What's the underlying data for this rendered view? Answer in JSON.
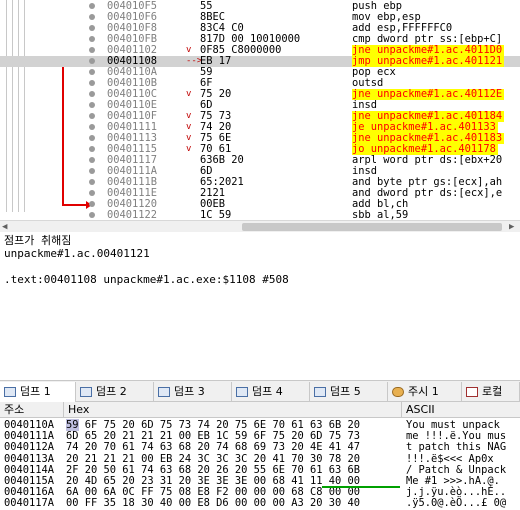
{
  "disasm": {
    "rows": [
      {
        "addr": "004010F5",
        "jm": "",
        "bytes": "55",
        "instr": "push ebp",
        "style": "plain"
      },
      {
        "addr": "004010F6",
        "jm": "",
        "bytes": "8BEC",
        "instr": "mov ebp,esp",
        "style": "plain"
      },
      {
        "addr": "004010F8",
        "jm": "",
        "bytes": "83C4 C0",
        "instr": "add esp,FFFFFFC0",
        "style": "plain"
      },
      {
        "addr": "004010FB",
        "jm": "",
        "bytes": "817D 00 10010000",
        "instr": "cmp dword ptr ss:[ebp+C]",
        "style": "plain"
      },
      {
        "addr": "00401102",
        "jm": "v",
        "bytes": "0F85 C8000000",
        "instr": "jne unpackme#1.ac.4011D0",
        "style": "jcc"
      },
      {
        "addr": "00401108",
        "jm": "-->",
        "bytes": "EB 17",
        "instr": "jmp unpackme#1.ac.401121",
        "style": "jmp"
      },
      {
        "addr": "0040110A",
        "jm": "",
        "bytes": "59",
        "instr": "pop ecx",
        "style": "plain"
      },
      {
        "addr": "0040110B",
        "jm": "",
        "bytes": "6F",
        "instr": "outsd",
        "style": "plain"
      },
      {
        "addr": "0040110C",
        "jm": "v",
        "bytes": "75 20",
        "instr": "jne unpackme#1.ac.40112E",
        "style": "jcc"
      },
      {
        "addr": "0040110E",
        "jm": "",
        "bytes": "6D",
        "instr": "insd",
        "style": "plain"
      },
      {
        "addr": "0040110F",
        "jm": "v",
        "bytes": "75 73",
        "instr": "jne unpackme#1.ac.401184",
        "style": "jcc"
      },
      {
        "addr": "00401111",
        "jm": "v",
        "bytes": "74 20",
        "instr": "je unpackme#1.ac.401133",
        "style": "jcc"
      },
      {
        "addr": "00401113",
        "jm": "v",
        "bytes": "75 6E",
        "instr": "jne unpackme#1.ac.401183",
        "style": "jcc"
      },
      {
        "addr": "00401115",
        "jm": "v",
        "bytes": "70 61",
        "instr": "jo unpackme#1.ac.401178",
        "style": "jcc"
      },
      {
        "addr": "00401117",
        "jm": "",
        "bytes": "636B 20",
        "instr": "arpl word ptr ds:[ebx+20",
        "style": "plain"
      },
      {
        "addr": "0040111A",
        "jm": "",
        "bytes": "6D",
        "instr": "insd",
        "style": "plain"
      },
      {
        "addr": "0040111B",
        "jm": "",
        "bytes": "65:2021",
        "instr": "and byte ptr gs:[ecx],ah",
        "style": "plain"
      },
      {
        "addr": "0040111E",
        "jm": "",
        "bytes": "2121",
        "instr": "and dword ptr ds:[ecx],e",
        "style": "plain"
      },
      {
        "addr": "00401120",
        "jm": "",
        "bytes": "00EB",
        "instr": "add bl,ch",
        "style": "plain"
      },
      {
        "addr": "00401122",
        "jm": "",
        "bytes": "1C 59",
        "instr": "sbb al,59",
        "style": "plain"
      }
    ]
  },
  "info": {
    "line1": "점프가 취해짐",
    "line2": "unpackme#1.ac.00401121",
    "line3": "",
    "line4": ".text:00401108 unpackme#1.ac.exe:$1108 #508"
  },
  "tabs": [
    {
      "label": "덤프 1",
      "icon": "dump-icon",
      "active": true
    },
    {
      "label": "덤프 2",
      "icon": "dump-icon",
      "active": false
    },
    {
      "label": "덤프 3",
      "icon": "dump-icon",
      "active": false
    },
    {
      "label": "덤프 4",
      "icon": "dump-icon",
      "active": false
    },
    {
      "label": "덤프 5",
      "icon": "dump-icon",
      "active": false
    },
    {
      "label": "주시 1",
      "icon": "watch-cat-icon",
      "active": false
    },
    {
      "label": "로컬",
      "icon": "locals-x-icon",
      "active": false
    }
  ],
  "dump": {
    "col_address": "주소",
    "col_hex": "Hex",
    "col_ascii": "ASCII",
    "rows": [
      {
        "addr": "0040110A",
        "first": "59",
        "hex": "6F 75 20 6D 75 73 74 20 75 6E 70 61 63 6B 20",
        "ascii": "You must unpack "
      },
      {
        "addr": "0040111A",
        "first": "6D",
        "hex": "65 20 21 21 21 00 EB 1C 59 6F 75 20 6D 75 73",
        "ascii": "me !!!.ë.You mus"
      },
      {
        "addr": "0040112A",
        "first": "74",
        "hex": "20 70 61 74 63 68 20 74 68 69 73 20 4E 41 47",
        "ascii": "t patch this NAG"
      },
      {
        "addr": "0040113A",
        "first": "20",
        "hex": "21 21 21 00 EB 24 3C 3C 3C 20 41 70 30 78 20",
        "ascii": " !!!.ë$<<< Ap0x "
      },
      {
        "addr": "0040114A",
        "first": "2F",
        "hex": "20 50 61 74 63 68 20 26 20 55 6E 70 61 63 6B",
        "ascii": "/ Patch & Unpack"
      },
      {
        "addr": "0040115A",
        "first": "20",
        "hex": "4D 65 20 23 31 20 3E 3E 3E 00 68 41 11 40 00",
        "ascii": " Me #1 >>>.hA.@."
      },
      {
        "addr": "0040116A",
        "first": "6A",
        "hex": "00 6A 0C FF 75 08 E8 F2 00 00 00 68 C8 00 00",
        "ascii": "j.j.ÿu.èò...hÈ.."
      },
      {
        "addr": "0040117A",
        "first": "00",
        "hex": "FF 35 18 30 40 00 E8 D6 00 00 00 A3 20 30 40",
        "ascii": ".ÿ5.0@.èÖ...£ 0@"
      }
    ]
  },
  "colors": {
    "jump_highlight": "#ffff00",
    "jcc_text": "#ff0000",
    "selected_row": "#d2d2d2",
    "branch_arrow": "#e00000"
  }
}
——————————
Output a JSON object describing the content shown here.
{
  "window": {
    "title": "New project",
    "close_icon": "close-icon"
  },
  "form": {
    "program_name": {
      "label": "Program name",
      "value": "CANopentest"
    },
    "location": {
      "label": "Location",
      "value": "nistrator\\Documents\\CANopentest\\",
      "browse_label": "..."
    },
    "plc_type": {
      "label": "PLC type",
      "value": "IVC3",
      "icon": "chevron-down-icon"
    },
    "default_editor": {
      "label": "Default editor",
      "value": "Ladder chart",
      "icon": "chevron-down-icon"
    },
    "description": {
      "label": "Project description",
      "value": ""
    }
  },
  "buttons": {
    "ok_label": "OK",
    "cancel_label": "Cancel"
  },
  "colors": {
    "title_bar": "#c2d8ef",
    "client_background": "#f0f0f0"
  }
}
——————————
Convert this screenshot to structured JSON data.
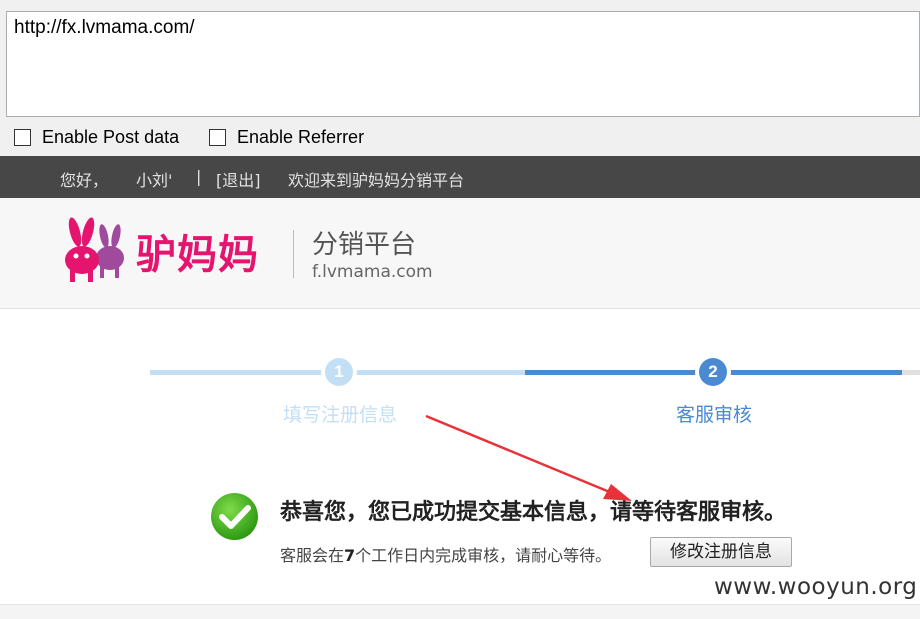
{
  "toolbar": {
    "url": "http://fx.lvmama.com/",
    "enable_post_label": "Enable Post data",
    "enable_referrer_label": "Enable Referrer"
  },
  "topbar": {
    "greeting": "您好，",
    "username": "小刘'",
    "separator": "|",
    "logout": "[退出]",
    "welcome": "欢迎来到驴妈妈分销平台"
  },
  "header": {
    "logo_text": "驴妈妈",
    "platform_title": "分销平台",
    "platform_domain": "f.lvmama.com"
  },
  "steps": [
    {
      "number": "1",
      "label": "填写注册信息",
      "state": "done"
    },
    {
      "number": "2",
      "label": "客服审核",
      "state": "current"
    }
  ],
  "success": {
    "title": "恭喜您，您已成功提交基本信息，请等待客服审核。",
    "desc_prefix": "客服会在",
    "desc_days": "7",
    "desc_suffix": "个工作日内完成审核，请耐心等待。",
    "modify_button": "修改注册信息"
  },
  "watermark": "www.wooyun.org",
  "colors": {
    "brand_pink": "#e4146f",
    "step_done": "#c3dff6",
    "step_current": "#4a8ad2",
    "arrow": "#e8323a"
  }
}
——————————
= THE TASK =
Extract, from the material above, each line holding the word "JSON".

= SOLUTION FOR THIS EXERCISE =
What's the underlying data for this rendered view? Answer in JSON.
Output a JSON object describing the content shown here.
Convert this screenshot to structured JSON data.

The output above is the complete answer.